Element data from apps and pages:
■ ■ ■ ■

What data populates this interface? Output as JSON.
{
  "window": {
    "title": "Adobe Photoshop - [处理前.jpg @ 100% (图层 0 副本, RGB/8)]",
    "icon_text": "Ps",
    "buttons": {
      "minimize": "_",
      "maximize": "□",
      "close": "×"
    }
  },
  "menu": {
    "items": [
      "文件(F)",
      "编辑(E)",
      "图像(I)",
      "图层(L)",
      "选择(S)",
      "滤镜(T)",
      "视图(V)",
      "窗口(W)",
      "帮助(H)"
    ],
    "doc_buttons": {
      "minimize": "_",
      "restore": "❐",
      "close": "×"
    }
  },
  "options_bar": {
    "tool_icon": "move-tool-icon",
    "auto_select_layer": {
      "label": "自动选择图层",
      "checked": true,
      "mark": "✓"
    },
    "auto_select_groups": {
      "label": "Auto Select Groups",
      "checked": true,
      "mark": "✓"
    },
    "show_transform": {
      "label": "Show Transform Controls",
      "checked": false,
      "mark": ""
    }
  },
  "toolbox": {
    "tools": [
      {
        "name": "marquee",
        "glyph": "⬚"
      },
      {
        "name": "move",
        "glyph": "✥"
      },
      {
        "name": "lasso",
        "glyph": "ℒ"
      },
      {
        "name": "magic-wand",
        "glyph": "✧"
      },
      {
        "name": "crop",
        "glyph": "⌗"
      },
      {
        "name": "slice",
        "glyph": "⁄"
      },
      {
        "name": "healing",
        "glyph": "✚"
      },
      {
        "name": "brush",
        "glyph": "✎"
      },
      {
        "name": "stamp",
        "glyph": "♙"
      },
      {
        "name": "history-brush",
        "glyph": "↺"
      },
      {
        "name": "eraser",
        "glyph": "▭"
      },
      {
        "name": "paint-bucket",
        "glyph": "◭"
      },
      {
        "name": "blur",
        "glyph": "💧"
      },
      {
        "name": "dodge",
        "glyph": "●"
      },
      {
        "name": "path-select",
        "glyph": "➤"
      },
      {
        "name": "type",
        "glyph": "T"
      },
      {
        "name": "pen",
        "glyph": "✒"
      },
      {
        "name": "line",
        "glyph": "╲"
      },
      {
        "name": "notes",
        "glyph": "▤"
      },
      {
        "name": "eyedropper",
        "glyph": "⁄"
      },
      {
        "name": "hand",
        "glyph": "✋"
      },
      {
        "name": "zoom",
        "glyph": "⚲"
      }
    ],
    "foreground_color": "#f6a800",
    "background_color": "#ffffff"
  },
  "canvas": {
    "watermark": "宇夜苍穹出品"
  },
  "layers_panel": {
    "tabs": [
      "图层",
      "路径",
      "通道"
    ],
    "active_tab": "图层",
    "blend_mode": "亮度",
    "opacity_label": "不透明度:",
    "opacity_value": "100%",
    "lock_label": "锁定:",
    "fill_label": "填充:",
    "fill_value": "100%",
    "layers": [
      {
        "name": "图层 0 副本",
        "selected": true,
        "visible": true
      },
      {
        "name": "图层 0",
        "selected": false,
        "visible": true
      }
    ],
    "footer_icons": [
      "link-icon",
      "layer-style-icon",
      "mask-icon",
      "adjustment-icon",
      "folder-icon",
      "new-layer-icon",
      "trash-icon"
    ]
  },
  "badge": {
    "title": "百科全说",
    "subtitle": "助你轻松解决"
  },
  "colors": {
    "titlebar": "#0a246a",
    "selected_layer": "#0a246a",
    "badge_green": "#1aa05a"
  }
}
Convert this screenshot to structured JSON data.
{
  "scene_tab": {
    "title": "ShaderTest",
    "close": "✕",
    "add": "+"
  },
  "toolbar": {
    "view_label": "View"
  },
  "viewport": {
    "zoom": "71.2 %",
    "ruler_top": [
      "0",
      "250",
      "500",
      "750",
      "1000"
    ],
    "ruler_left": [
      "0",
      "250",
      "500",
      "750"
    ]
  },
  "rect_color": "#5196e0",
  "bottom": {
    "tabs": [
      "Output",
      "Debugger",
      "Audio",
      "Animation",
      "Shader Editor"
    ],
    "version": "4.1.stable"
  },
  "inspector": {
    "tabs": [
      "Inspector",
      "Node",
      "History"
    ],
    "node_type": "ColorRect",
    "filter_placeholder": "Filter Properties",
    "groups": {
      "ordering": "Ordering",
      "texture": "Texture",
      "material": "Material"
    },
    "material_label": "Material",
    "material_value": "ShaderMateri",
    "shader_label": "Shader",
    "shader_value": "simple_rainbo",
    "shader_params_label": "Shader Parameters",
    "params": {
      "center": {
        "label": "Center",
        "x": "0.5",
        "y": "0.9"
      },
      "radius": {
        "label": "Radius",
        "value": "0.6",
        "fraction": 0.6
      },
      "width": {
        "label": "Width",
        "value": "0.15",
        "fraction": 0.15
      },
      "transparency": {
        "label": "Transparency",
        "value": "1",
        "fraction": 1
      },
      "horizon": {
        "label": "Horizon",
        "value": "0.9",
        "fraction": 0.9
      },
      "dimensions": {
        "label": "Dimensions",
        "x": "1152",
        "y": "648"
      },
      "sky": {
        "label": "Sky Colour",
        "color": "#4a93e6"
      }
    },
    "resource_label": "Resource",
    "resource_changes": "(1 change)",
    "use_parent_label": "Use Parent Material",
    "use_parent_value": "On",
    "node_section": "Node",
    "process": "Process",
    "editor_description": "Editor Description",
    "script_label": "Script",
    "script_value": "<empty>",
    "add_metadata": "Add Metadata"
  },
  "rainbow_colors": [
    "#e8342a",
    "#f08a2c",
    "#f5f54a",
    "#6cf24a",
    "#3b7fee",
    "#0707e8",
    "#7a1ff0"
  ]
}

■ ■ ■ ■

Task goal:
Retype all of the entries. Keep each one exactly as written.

Exercise output:
What data populates this interface? Output as JSON.
{
  "window": {
    "title": "Adobe Photoshop - [处理前.jpg @ 100% (图层 0 副本, RGB/8)]",
    "icon_text": "Ps",
    "buttons": {
      "minimize": "_",
      "maximize": "□",
      "close": "×"
    }
  },
  "menu": {
    "items": [
      "文件(F)",
      "编辑(E)",
      "图像(I)",
      "图层(L)",
      "选择(S)",
      "滤镜(T)",
      "视图(V)",
      "窗口(W)",
      "帮助(H)"
    ],
    "doc_buttons": {
      "minimize": "_",
      "restore": "❐",
      "close": "×"
    }
  },
  "options_bar": {
    "tool_icon": "move-tool-icon",
    "auto_select_layer": {
      "label": "自动选择图层",
      "checked": true,
      "mark": "✓"
    },
    "auto_select_groups": {
      "label": "Auto Select Groups",
      "checked": true,
      "mark": "✓"
    },
    "show_transform": {
      "label": "Show Transform Controls",
      "checked": false,
      "mark": ""
    }
  },
  "toolbox": {
    "tools": [
      {
        "name": "marquee",
        "glyph": "⬚"
      },
      {
        "name": "move",
        "glyph": "✥"
      },
      {
        "name": "lasso",
        "glyph": "ℒ"
      },
      {
        "name": "magic-wand",
        "glyph": "✧"
      },
      {
        "name": "crop",
        "glyph": "⌗"
      },
      {
        "name": "slice",
        "glyph": "⁄"
      },
      {
        "name": "healing",
        "glyph": "✚"
      },
      {
        "name": "brush",
        "glyph": "✎"
      },
      {
        "name": "stamp",
        "glyph": "♙"
      },
      {
        "name": "history-brush",
        "glyph": "↺"
      },
      {
        "name": "eraser",
        "glyph": "▭"
      },
      {
        "name": "paint-bucket",
        "glyph": "◭"
      },
      {
        "name": "blur",
        "glyph": "💧"
      },
      {
        "name": "dodge",
        "glyph": "●"
      },
      {
        "name": "path-select",
        "glyph": "➤"
      },
      {
        "name": "type",
        "glyph": "T"
      },
      {
        "name": "pen",
        "glyph": "✒"
      },
      {
        "name": "line",
        "glyph": "╲"
      },
      {
        "name": "notes",
        "glyph": "▤"
      },
      {
        "name": "eyedropper",
        "glyph": "⁄"
      },
      {
        "name": "hand",
        "glyph": "✋"
      },
      {
        "name": "zoom",
        "glyph": "⚲"
      }
    ],
    "foreground_color": "#f6a800",
    "background_color": "#ffffff"
  },
  "canvas": {
    "watermark": "宇夜苍穹出品"
  },
  "layers_panel": {
    "tabs": [
      "图层",
      "路径",
      "通道"
    ],
    "active_tab": "图层",
    "blend_mode": "亮度",
    "opacity_label": "不透明度:",
    "opacity_value": "100%",
    "lock_label": "锁定:",
    "fill_label": "填充:",
    "fill_value": "100%",
    "layers": [
      {
        "name": "图层 0 副本",
        "selected": true,
        "visible": true
      },
      {
        "name": "图层 0",
        "selected": false,
        "visible": true
      }
    ],
    "footer_icons": [
      "link-icon",
      "layer-style-icon",
      "mask-icon",
      "adjustment-icon",
      "folder-icon",
      "new-layer-icon",
      "trash-icon"
    ]
  },
  "badge": {
    "title": "百科全说",
    "subtitle": "助你轻松解决"
  },
  "colors": {
    "titlebar": "#0a246a",
    "selected_layer": "#0a246a",
    "badge_green": "#1aa05a"
  }
}
Convert this screenshot to structured JSON data.
{
  "scene_tab": {
    "title": "ShaderTest",
    "close": "✕",
    "add": "+"
  },
  "toolbar": {
    "view_label": "View"
  },
  "viewport": {
    "zoom": "71.2 %",
    "ruler_top": [
      "0",
      "250",
      "500",
      "750",
      "1000"
    ],
    "ruler_left": [
      "0",
      "250",
      "500",
      "750"
    ]
  },
  "rect_color": "#5196e0",
  "bottom": {
    "tabs": [
      "Output",
      "Debugger",
      "Audio",
      "Animation",
      "Shader Editor"
    ],
    "version": "4.1.stable"
  },
  "inspector": {
    "tabs": [
      "Inspector",
      "Node",
      "History"
    ],
    "node_type": "ColorRect",
    "filter_placeholder": "Filter Properties",
    "groups": {
      "ordering": "Ordering",
      "texture": "Texture",
      "material": "Material"
    },
    "material_label": "Material",
    "material_value": "ShaderMateri",
    "shader_label": "Shader",
    "shader_value": "simple_rainbo",
    "shader_params_label": "Shader Parameters",
    "params": {
      "center": {
        "label": "Center",
        "x": "0.5",
        "y": "0.9"
      },
      "radius": {
        "label": "Radius",
        "value": "0.6",
        "fraction": 0.6
      },
      "width": {
        "label": "Width",
        "value": "0.15",
        "fraction": 0.15
      },
      "transparency": {
        "label": "Transparency",
        "value": "1",
        "fraction": 1
      },
      "horizon": {
        "label": "Horizon",
        "value": "0.9",
        "fraction": 0.9
      },
      "dimensions": {
        "label": "Dimensions",
        "x": "1152",
        "y": "648"
      },
      "sky": {
        "label": "Sky Colour",
        "color": "#4a93e6"
      }
    },
    "resource_label": "Resource",
    "resource_changes": "(1 change)",
    "use_parent_label": "Use Parent Material",
    "use_parent_value": "On",
    "node_section": "Node",
    "process": "Process",
    "editor_description": "Editor Description",
    "script_label": "Script",
    "script_value": "<empty>",
    "add_metadata": "Add Metadata"
  },
  "rainbow_colors": [
    "#e8342a",
    "#f08a2c",
    "#f5f54a",
    "#6cf24a",
    "#3b7fee",
    "#0707e8",
    "#7a1ff0"
  ]
}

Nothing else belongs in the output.